Source data:
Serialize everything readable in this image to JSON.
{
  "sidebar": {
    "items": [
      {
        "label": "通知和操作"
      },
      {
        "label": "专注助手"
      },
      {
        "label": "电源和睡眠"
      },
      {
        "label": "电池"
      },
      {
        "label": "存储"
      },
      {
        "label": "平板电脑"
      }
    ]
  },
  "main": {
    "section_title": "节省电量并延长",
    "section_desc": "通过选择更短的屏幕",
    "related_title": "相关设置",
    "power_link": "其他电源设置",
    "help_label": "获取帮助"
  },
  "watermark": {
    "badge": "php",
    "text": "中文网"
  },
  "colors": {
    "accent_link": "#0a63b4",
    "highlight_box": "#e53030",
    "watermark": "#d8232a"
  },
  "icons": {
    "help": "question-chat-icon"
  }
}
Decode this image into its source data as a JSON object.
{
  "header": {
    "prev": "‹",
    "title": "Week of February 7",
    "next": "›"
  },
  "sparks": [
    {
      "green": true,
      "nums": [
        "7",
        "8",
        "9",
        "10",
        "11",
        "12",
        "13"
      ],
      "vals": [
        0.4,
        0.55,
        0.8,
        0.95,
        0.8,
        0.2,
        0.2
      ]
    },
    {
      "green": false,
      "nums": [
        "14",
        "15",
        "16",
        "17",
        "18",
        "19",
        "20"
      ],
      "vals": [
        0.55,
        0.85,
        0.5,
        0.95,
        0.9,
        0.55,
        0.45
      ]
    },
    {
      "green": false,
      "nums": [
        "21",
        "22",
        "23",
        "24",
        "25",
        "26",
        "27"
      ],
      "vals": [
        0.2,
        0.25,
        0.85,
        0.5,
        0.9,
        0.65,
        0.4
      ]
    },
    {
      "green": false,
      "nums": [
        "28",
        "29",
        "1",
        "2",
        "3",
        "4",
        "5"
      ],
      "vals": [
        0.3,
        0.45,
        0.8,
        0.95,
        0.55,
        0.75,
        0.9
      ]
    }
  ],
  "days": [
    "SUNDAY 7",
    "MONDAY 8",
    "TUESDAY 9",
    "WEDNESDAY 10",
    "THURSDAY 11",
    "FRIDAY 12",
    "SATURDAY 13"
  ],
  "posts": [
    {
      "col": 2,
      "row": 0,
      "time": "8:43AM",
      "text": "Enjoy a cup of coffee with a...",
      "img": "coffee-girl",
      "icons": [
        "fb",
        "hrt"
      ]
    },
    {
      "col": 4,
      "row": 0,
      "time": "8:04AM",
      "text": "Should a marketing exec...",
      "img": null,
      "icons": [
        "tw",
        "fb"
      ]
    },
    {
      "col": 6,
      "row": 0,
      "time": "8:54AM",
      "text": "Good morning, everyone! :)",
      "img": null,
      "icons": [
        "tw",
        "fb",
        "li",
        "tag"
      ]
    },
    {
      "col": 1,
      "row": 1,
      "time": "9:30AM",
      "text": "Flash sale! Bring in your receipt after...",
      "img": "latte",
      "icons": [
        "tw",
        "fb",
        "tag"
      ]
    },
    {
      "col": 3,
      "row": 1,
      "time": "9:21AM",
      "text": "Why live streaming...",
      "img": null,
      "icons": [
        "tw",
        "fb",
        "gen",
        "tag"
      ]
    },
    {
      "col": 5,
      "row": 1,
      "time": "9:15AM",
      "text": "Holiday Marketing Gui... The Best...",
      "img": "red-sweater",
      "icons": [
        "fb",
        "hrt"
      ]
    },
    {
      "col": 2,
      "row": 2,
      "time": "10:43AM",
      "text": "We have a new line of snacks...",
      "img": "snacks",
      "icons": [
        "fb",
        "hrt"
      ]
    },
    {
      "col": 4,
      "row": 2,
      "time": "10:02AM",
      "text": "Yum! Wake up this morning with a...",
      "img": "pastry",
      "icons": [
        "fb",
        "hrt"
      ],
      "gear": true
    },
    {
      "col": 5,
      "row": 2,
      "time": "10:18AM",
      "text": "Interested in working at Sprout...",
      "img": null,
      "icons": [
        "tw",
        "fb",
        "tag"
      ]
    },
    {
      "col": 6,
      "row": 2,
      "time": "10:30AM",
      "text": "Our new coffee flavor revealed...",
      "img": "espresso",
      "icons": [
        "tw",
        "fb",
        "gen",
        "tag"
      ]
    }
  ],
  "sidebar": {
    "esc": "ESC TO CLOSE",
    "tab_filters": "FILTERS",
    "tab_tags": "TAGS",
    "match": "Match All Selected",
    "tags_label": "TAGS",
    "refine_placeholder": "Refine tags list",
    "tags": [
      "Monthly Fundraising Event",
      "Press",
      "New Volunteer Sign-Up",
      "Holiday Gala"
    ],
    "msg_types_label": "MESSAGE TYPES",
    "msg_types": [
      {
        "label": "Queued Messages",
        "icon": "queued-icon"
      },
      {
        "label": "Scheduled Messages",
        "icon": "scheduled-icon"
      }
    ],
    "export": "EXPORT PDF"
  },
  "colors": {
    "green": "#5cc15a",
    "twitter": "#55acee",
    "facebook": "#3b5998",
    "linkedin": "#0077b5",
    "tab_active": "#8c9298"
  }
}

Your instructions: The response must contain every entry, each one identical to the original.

Task response:
Serialize everything readable in this image to JSON.
{
  "sidebar": {
    "items": [
      {
        "label": "通知和操作"
      },
      {
        "label": "专注助手"
      },
      {
        "label": "电源和睡眠"
      },
      {
        "label": "电池"
      },
      {
        "label": "存储"
      },
      {
        "label": "平板电脑"
      }
    ]
  },
  "main": {
    "section_title": "节省电量并延长",
    "section_desc": "通过选择更短的屏幕",
    "related_title": "相关设置",
    "power_link": "其他电源设置",
    "help_label": "获取帮助"
  },
  "watermark": {
    "badge": "php",
    "text": "中文网"
  },
  "colors": {
    "accent_link": "#0a63b4",
    "highlight_box": "#e53030",
    "watermark": "#d8232a"
  },
  "icons": {
    "help": "question-chat-icon"
  }
}
Decode this image into its source data as a JSON object.
{
  "header": {
    "prev": "‹",
    "title": "Week of February 7",
    "next": "›"
  },
  "sparks": [
    {
      "green": true,
      "nums": [
        "7",
        "8",
        "9",
        "10",
        "11",
        "12",
        "13"
      ],
      "vals": [
        0.4,
        0.55,
        0.8,
        0.95,
        0.8,
        0.2,
        0.2
      ]
    },
    {
      "green": false,
      "nums": [
        "14",
        "15",
        "16",
        "17",
        "18",
        "19",
        "20"
      ],
      "vals": [
        0.55,
        0.85,
        0.5,
        0.95,
        0.9,
        0.55,
        0.45
      ]
    },
    {
      "green": false,
      "nums": [
        "21",
        "22",
        "23",
        "24",
        "25",
        "26",
        "27"
      ],
      "vals": [
        0.2,
        0.25,
        0.85,
        0.5,
        0.9,
        0.65,
        0.4
      ]
    },
    {
      "green": false,
      "nums": [
        "28",
        "29",
        "1",
        "2",
        "3",
        "4",
        "5"
      ],
      "vals": [
        0.3,
        0.45,
        0.8,
        0.95,
        0.55,
        0.75,
        0.9
      ]
    }
  ],
  "days": [
    "SUNDAY 7",
    "MONDAY 8",
    "TUESDAY 9",
    "WEDNESDAY 10",
    "THURSDAY 11",
    "FRIDAY 12",
    "SATURDAY 13"
  ],
  "posts": [
    {
      "col": 2,
      "row": 0,
      "time": "8:43AM",
      "text": "Enjoy a cup of coffee with a...",
      "img": "coffee-girl",
      "icons": [
        "fb",
        "hrt"
      ]
    },
    {
      "col": 4,
      "row": 0,
      "time": "8:04AM",
      "text": "Should a marketing exec...",
      "img": null,
      "icons": [
        "tw",
        "fb"
      ]
    },
    {
      "col": 6,
      "row": 0,
      "time": "8:54AM",
      "text": "Good morning, everyone! :)",
      "img": null,
      "icons": [
        "tw",
        "fb",
        "li",
        "tag"
      ]
    },
    {
      "col": 1,
      "row": 1,
      "time": "9:30AM",
      "text": "Flash sale! Bring in your receipt after...",
      "img": "latte",
      "icons": [
        "tw",
        "fb",
        "tag"
      ]
    },
    {
      "col": 3,
      "row": 1,
      "time": "9:21AM",
      "text": "Why live streaming...",
      "img": null,
      "icons": [
        "tw",
        "fb",
        "gen",
        "tag"
      ]
    },
    {
      "col": 5,
      "row": 1,
      "time": "9:15AM",
      "text": "Holiday Marketing Gui... The Best...",
      "img": "red-sweater",
      "icons": [
        "fb",
        "hrt"
      ]
    },
    {
      "col": 2,
      "row": 2,
      "time": "10:43AM",
      "text": "We have a new line of snacks...",
      "img": "snacks",
      "icons": [
        "fb",
        "hrt"
      ]
    },
    {
      "col": 4,
      "row": 2,
      "time": "10:02AM",
      "text": "Yum! Wake up this morning with a...",
      "img": "pastry",
      "icons": [
        "fb",
        "hrt"
      ],
      "gear": true
    },
    {
      "col": 5,
      "row": 2,
      "time": "10:18AM",
      "text": "Interested in working at Sprout...",
      "img": null,
      "icons": [
        "tw",
        "fb",
        "tag"
      ]
    },
    {
      "col": 6,
      "row": 2,
      "time": "10:30AM",
      "text": "Our new coffee flavor revealed...",
      "img": "espresso",
      "icons": [
        "tw",
        "fb",
        "gen",
        "tag"
      ]
    }
  ],
  "sidebar": {
    "esc": "ESC TO CLOSE",
    "tab_filters": "FILTERS",
    "tab_tags": "TAGS",
    "match": "Match All Selected",
    "tags_label": "TAGS",
    "refine_placeholder": "Refine tags list",
    "tags": [
      "Monthly Fundraising Event",
      "Press",
      "New Volunteer Sign-Up",
      "Holiday Gala"
    ],
    "msg_types_label": "MESSAGE TYPES",
    "msg_types": [
      {
        "label": "Queued Messages",
        "icon": "queued-icon"
      },
      {
        "label": "Scheduled Messages",
        "icon": "scheduled-icon"
      }
    ],
    "export": "EXPORT PDF"
  },
  "colors": {
    "green": "#5cc15a",
    "twitter": "#55acee",
    "facebook": "#3b5998",
    "linkedin": "#0077b5",
    "tab_active": "#8c9298"
  }
}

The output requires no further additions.